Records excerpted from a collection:
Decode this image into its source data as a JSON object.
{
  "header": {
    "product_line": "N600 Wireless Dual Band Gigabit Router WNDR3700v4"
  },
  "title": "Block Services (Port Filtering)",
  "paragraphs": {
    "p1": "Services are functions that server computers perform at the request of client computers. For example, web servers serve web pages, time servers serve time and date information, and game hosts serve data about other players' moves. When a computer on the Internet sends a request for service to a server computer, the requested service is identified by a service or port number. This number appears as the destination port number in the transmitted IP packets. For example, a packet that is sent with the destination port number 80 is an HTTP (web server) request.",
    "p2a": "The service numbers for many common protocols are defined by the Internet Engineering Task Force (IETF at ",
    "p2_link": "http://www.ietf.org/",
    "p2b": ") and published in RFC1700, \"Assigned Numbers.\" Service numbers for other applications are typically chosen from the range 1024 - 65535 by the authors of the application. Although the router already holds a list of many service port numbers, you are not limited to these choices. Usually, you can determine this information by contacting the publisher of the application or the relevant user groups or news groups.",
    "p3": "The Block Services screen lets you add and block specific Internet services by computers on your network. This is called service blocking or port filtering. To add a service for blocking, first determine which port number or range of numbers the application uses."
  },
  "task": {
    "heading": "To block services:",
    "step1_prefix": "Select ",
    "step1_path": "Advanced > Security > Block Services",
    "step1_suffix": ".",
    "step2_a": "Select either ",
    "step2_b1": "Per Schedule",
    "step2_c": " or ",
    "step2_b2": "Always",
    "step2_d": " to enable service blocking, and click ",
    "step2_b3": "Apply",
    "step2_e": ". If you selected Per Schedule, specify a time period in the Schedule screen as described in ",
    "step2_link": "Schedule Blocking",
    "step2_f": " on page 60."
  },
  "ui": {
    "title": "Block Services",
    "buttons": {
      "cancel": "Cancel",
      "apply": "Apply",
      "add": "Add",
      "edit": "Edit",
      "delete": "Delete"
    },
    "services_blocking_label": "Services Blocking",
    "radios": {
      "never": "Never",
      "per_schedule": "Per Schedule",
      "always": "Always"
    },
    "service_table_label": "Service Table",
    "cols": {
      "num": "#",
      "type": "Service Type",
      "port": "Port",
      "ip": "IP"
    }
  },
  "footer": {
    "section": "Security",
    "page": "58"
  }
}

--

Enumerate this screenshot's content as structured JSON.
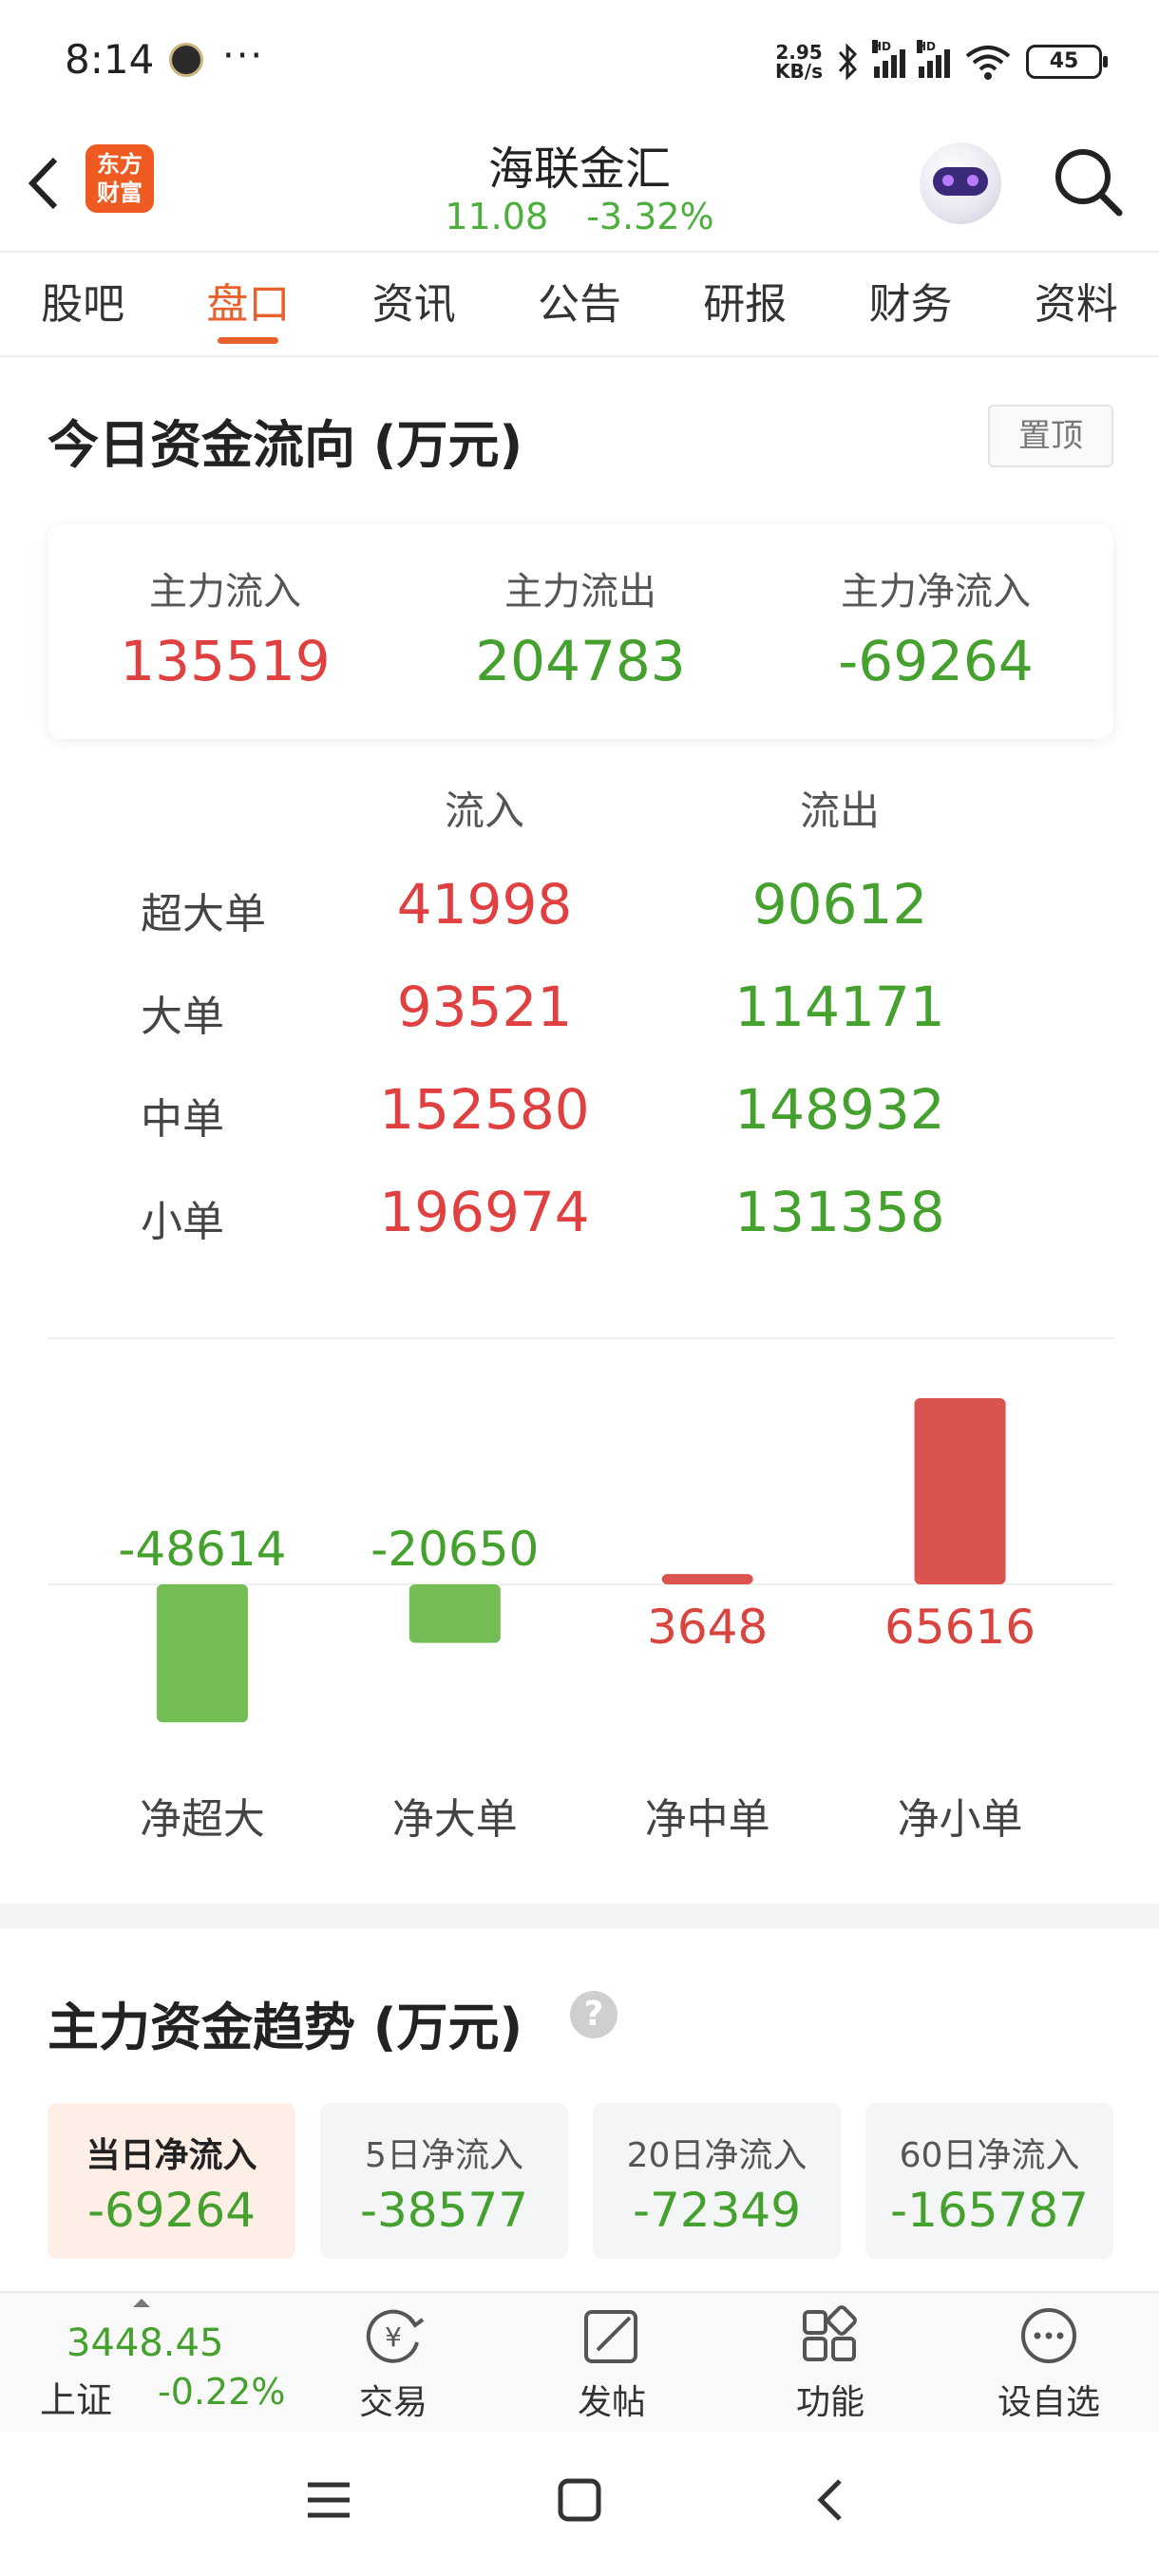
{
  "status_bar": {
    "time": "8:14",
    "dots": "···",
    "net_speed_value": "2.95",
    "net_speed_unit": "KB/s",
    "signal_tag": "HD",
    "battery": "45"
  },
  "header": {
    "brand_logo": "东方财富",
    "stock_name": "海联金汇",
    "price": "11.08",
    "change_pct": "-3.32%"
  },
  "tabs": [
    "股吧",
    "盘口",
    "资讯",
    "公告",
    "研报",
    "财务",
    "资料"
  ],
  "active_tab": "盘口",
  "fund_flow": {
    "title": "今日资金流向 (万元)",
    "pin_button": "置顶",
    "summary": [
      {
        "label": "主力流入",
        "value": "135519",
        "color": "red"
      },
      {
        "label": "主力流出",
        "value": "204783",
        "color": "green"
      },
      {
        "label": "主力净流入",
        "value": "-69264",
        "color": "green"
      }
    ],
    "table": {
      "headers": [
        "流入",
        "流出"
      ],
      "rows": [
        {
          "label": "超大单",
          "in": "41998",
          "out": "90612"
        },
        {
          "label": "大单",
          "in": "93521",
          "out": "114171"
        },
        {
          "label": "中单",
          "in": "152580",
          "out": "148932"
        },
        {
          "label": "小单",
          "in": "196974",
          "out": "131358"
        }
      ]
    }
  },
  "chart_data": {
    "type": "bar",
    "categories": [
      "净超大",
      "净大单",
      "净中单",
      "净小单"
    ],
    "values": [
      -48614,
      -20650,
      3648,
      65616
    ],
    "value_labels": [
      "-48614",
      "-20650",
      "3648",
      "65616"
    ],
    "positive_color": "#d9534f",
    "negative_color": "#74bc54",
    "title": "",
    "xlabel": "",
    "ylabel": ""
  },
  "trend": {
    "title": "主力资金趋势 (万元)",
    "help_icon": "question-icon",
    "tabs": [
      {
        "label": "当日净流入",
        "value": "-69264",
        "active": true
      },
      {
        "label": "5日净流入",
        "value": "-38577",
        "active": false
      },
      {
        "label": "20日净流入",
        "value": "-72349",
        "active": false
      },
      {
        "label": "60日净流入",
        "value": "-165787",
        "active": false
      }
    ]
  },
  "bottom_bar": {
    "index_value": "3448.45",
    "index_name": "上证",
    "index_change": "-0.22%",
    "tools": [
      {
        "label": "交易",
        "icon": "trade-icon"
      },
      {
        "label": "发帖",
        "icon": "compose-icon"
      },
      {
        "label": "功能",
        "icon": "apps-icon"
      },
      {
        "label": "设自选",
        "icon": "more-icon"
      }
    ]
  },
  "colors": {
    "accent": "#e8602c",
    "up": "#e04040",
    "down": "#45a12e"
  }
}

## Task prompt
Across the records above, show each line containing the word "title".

## Worked solution
  "title": "Block Services (Port Filtering)",
    "title": "Block Services",
    "title": "今日资金流向 (万元)",
    "title": "",
    "title": "主力资金趋势 (万元)",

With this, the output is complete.